* _What needs to be done_
Find how many lines of the records below contain the word "terminal" and write that number by itself.

* _Data for this exercise_
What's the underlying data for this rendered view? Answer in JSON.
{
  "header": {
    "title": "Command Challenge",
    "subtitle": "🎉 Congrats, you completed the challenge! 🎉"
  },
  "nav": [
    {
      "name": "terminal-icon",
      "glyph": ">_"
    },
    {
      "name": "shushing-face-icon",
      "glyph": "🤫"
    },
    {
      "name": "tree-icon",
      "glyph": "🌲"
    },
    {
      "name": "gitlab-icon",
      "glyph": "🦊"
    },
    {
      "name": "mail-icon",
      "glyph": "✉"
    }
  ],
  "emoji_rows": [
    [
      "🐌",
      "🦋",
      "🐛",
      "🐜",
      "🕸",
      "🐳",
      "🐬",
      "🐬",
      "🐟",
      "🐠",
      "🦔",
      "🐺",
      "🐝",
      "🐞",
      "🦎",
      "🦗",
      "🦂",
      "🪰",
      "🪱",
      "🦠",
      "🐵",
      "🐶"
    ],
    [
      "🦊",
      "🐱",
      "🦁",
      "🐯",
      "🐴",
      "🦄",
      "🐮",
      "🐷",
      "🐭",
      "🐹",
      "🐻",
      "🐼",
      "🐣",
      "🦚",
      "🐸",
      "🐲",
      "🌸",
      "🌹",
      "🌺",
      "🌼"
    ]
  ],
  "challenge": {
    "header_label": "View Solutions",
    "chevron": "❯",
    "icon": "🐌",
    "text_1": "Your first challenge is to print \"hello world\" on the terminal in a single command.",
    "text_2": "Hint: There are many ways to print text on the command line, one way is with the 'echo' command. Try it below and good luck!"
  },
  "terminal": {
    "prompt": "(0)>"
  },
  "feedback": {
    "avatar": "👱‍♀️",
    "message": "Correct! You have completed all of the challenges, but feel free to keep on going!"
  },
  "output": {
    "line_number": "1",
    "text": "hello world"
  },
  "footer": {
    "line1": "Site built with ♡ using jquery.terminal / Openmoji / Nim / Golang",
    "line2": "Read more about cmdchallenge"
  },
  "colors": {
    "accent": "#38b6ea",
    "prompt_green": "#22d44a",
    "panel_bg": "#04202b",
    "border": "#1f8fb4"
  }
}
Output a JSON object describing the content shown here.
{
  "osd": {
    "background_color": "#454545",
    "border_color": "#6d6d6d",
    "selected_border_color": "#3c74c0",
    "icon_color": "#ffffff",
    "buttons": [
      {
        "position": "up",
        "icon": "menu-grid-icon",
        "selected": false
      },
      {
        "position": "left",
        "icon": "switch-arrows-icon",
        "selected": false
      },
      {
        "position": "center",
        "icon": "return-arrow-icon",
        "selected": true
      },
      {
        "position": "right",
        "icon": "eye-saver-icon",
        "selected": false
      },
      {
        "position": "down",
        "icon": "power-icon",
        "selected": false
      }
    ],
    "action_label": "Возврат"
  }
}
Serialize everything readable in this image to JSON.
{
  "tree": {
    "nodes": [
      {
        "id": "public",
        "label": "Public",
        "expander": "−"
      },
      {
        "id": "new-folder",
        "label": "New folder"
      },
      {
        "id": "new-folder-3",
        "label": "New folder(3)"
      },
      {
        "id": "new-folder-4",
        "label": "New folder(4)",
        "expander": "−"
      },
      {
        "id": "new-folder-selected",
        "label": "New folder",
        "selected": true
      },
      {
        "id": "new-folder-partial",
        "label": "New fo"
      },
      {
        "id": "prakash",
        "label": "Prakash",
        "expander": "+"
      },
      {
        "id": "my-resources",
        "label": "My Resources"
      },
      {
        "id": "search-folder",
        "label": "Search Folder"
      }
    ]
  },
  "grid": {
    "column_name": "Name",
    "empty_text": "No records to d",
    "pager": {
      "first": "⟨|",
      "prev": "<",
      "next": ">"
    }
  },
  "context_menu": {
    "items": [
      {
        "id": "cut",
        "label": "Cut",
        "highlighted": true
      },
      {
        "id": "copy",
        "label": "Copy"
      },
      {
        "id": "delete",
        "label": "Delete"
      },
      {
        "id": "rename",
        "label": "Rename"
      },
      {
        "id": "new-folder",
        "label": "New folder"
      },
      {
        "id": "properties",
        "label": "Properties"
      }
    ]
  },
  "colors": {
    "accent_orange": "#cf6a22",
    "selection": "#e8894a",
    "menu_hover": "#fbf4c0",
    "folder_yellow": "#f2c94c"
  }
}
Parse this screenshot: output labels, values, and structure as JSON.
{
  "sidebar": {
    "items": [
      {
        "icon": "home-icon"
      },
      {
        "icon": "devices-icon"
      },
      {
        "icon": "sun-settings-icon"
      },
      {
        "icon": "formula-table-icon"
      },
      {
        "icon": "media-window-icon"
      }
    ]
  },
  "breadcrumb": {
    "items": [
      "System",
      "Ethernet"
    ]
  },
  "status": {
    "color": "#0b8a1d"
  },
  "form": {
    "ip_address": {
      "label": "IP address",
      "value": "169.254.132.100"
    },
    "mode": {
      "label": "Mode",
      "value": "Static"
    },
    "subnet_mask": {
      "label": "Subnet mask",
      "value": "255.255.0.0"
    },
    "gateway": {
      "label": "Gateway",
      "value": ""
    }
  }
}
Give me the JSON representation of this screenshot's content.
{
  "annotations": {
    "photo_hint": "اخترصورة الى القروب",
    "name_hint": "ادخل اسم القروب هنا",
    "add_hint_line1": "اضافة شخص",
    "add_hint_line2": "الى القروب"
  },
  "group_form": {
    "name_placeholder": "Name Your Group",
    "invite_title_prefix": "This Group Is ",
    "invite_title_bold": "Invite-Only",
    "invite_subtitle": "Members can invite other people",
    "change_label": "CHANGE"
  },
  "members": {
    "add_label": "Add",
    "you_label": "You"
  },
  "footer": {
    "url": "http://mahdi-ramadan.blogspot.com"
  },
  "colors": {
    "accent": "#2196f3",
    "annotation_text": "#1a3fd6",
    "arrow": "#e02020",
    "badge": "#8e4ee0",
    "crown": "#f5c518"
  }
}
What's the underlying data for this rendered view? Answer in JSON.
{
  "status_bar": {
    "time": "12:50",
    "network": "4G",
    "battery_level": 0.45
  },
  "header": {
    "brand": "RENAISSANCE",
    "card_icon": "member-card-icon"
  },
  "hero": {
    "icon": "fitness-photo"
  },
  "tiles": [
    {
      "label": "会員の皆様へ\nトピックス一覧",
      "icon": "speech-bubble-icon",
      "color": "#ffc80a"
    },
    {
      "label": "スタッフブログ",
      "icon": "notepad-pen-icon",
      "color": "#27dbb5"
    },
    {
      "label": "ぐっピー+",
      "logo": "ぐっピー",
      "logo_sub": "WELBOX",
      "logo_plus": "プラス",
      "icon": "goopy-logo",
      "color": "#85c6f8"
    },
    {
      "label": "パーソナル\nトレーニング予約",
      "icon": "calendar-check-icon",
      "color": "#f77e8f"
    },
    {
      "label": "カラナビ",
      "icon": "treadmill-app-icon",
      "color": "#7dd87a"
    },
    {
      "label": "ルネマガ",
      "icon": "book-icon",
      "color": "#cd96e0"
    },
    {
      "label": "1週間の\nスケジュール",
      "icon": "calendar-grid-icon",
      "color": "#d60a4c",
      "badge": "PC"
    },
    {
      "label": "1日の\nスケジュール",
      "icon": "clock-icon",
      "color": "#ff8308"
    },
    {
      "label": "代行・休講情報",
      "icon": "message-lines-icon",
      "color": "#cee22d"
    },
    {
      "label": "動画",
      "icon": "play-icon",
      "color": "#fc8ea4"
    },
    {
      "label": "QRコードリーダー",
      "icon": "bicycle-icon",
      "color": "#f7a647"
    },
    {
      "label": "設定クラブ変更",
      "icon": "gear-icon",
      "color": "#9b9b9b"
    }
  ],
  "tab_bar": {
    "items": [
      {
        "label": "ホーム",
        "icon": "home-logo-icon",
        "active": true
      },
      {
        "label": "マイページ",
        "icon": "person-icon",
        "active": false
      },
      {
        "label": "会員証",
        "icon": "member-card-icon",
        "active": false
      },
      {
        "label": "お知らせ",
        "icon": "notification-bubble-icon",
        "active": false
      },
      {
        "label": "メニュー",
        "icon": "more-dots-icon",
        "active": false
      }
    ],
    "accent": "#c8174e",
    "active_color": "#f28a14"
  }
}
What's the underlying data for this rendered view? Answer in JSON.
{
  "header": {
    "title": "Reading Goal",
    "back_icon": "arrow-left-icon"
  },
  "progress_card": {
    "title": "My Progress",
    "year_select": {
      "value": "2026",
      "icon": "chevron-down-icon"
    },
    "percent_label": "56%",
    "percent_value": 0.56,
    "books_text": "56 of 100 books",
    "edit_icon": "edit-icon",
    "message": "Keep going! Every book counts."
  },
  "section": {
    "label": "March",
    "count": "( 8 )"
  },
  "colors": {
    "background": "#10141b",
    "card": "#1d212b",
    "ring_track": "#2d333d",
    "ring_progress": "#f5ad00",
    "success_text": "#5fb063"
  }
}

* _Task response_
4